There’re also some notable constraints on what the UK Govt can, and cannot, do with the EU-derived jurisprudence under the Withdrawal Agreement (and, indeed, the current NI Protocol). It won’t be as straightforward for UK ministers to shake up the system as they may wish. /3
Looking at the list of regulations for reform announced by Lord Frost, most have nothing to do with the EU. So many random ideas, it's as if you asked government departments to come up with any ideas, and as quickly as possible. Embarrassing. assets.publishing.service.gov.uk/government/upl…
What exactly does the National Underground Asset Register have to do with EU regulations?
I think there’s an enormous value in adaptive policymaking. It starts from mapping the environment, identifying uncertainties, and assigning values to possible outcomes. Doing this for the long term is inherently uncertain. /1
Whether Brexit is good or bad in the long term is inherently uncertain because we don’t know what the future will be. But what we know is that it’s contingent on two major variables: (a) the UK’s capacity to outperform EU in key aspects of policy, (b) EU ability to carry on. /2

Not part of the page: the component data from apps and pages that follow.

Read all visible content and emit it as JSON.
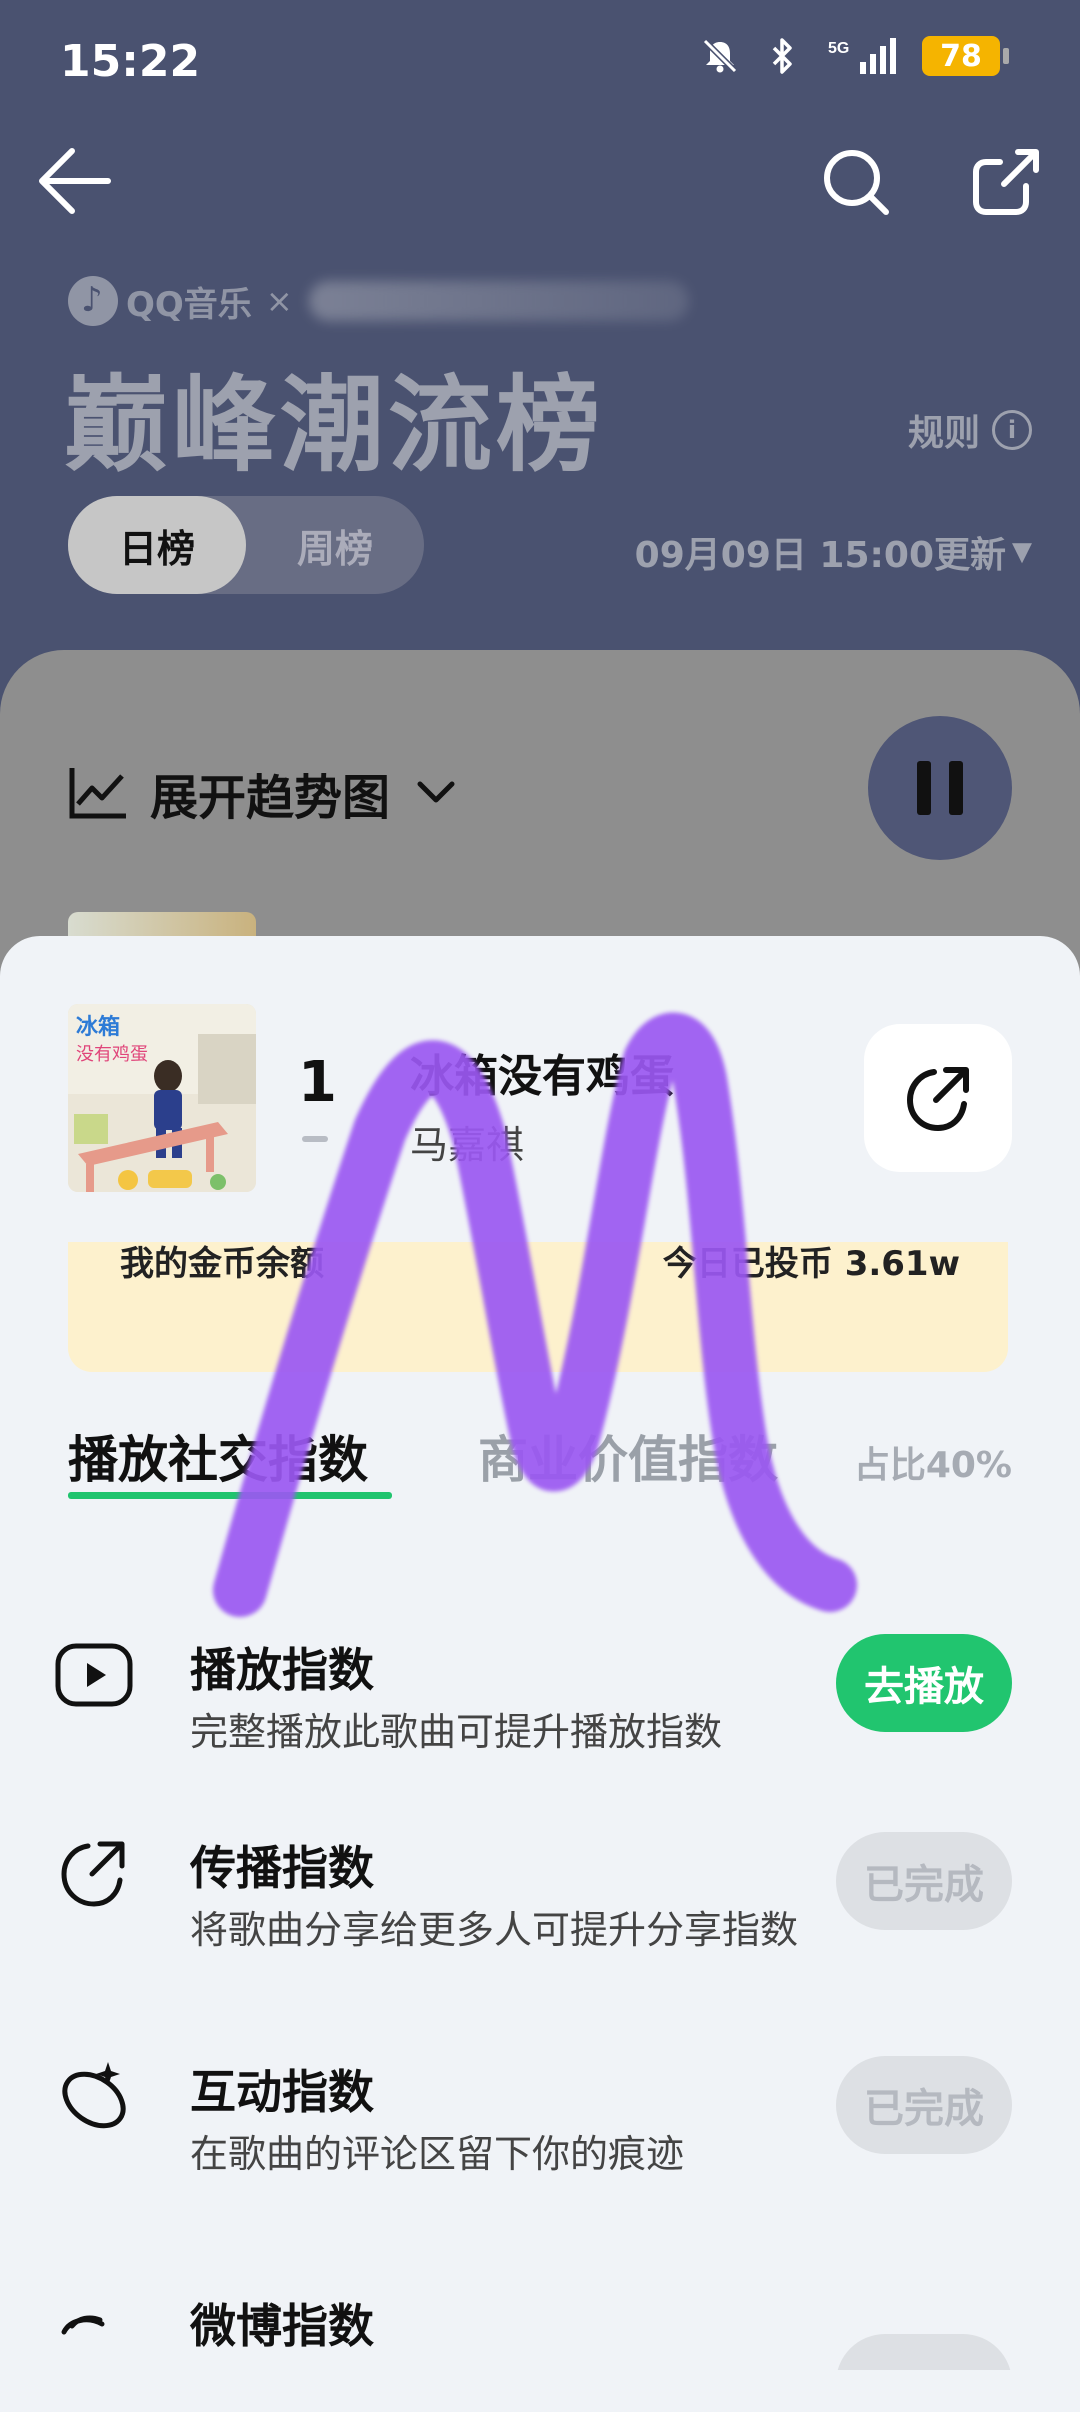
{
  "status_bar": {
    "time": "15:22",
    "network": "5G",
    "battery": "78",
    "icons": [
      "mute-bell-icon",
      "bluetooth-icon",
      "signal-5g-icon",
      "battery-icon"
    ]
  },
  "header": {
    "brand_name": "QQ音乐",
    "brand_separator": "×",
    "title": "巅峰潮流榜",
    "rules_label": "规则",
    "rules_icon_glyph": "i",
    "tabs": [
      {
        "label": "日榜",
        "active": true
      },
      {
        "label": "周榜",
        "active": false
      }
    ],
    "updated_label": "09月09日 15:00更新",
    "updated_caret": "▼"
  },
  "trend": {
    "label": "展开趋势图"
  },
  "sheet": {
    "song": {
      "rank": "1",
      "title": "冰箱没有鸡蛋",
      "artist": "马嘉祺"
    },
    "coins": {
      "left_label": "我的金币余额",
      "right_label": "今日已投币 3.61w"
    },
    "index_tabs": {
      "active": "播放社交指数",
      "inactive": "商业价值指数",
      "percent": "占比40%"
    },
    "tasks": [
      {
        "title": "播放指数",
        "desc": "完整播放此歌曲可提升播放指数",
        "button": "去播放",
        "done": false,
        "icon": "play-box-icon"
      },
      {
        "title": "传播指数",
        "desc": "将歌曲分享给更多人可提升分享指数",
        "button": "已完成",
        "done": true,
        "icon": "share-arrow-icon"
      },
      {
        "title": "互动指数",
        "desc": "在歌曲的评论区留下你的痕迹",
        "button": "已完成",
        "done": true,
        "icon": "comment-sparkle-icon"
      },
      {
        "title": "微博指数",
        "desc": "",
        "button": "",
        "done": true,
        "icon": "weibo-icon"
      }
    ]
  },
  "colors": {
    "header_bg": "#4a5270",
    "accent_green": "#21c56f",
    "underline_green": "#20c46e",
    "battery": "#f5b400",
    "scribble": "#9b59f2",
    "coin_panel": "#fdf1cd"
  }
}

Re (a), how likely is it that the UK outperforms the EU in domestic and intl policy? That a smaller market will exert greater influence globally? That it will be able to do freely what it wants domestically? And that it will not be diminished by the unraveling of the union? /3
Some thoughts on the UK's new Command Paper on Northern Ireland, what it means, and where it leaves us.
The first section - the Govt's take on "how we got here" - is an extraordinary attempt to rewrite history.
We are told that we are in the current mess because of (1) Theresa May, (2) Parliament (Benn-Burt Act), & (3) the EU. Everybody but the man who agreed to the deal.
Then, there is a section describing how the Govt did not foresee those issues. Except that the Govt's own IA of the WA/NIP from October 2019 clearly stated the consequences of the Protocol, and Johnson kept quiet about it to win GE 2019.